“I don’t want to sound conceited but I don’t think there’s anybody who could have done what we’ve done as a commission in the time period we’ve done it in with as few resources, if somebody hadn’t done a lot of work beforehand,” says Drummond, referring to his many reports for the TD bank. He praises fellow commissioners, Laurentian University president Dominic Giroux, Susan Pigott, vice-president of communications and community development at the Centre for Addiction and Mental Health and Carol Stephenson, dean of the Richard Ivey School of business at Western. All contributed to various aspects of the work.
He’s going to have to stay in shape. It’s a good bet he’ll be out on the interview circuit over the next year explaining why austerity is the new black.
Everybody seems to like Don Drummond. Former colleagues at the federal finance department and the TD Bank rave about him. Says Burleton: “When Don came, the TD was a very sleepy place but he kick-started it. We see time as ‘Before Don’ and ‘After Don.’”

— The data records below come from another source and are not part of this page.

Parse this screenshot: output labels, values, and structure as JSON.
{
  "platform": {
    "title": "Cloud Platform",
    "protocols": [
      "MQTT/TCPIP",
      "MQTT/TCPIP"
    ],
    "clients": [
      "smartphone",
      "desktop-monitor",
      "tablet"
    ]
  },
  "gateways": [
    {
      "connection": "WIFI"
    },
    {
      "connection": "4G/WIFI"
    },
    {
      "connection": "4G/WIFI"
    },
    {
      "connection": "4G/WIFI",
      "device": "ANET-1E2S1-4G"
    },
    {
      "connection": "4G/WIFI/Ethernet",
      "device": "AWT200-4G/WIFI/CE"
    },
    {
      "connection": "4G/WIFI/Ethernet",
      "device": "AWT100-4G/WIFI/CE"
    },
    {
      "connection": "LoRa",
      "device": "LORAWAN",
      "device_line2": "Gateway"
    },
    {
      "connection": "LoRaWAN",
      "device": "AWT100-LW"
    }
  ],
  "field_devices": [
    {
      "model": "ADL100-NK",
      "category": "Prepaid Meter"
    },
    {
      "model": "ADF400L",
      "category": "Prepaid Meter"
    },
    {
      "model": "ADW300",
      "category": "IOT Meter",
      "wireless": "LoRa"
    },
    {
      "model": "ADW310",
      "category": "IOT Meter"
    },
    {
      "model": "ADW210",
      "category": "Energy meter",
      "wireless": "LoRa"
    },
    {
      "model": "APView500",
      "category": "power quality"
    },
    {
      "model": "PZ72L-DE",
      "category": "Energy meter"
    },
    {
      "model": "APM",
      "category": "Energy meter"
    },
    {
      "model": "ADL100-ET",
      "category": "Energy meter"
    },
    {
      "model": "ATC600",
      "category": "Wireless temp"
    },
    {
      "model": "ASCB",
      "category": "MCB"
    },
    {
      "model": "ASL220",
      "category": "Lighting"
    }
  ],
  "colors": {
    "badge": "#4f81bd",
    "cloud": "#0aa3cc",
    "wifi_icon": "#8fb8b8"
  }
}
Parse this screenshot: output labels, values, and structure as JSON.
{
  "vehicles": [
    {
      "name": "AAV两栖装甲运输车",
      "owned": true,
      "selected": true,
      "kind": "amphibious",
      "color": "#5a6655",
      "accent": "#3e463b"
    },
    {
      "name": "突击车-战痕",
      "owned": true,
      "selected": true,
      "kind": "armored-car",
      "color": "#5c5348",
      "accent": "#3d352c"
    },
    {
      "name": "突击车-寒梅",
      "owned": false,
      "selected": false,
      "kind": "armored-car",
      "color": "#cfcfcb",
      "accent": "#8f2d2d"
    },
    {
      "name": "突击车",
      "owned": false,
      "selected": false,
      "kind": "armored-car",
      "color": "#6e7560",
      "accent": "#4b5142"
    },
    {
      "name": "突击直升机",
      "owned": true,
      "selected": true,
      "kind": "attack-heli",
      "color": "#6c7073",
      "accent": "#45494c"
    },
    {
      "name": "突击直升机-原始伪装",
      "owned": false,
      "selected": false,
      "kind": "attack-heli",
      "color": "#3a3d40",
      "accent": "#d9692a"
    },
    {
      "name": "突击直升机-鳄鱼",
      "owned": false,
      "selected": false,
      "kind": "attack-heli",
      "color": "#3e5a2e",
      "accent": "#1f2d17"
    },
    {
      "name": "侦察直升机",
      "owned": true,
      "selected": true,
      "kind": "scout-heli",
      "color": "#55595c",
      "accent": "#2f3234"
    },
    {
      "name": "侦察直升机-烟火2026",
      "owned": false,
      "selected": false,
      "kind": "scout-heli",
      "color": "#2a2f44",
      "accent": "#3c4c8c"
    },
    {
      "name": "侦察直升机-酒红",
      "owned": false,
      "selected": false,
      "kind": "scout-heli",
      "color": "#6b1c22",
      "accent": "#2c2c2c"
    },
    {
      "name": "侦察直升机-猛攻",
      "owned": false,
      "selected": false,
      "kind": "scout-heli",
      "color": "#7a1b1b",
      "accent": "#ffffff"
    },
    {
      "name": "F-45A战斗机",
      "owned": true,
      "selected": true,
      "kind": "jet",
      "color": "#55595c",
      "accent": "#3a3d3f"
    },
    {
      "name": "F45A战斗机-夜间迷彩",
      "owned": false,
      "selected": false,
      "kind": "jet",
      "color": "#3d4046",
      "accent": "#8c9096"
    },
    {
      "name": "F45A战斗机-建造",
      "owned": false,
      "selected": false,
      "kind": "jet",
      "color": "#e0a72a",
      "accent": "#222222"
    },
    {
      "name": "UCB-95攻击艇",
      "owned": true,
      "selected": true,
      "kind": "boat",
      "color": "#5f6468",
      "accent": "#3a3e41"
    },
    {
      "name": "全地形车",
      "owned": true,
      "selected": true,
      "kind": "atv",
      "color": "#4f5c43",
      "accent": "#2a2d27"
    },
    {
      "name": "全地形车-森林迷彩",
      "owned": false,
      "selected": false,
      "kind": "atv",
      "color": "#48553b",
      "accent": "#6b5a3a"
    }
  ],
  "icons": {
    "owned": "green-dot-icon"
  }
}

Drummond made TD reports relevant and highy anticipated. Instead of focusing on narrow parameters — forecasts on interest rates or the Canadian dollar — his perspective included an examination of social issues in Canada. At the University of Victoria, where he took his undergraduate degree in economics before taking an M.A. at Queen’s, he was influenced by his late professor Leonard Laudadio.
Head of the economics department, Laudadio would come to class with newspaper clippings and teach his students based on issues of the day, things that mattered to people.
Michael Wilson, finance minister in Conservative Brian Mulroney’s government, says “he’s a pretty broadly based guy. I noticed that right away. Very capable, good judgment and I always paid attention when he spoke.”
Adds Wilson: “He’s one of the most principled and imaginative public servants with whom I have every worked.”
Sheikh says Drummond “takes seconds to figure out an issue that takes other normal mortals weeks and months.”
Drummond was born in Victoria and remains close to his family. His father John Murray is deceased, but he flew out Friday to Kelowna to celebrate his mother Georgina’s 90th birthday. He tries to visit four times a year. He has one sister, Carol.
He grew up fishing with his father who (Drummond insists) never caught a fish, but loved to practise fly fishing. He played golf with him, too, and Drummond swears he “never lost a golf ball in his life.”
Chartered accountant Larry Ware became Drummond’s friend when they were 12, was best man at his wedding to Latrémouille and has stayed in touch. He describes a “serious-minded” man who studied hard, worked hard and lived every aspect of his life in moderation.
Perhaps that’s the most important thing to know about Drummond as we are about to be plunged into his vision of Ontario.
“I don’t want to get silly about saying that government should run like the private sector . . .” he begins, and one’s ears perk up to hear how he might mean exactly that. This could be a warning.
“I was always very clear at TD about what I was trying to do and what they expected of me,” he continues. “Here was the cost of my group and I knew that if you wanted to survive, I had to make more money for the bank than was the cost of my group. . . .There wasn’t a bit of ambiguity about my value to the bank.”
And he wants to bring that discipline to how the province does its business. After full evaluation of each program “if it’s not going well, it’s gone.”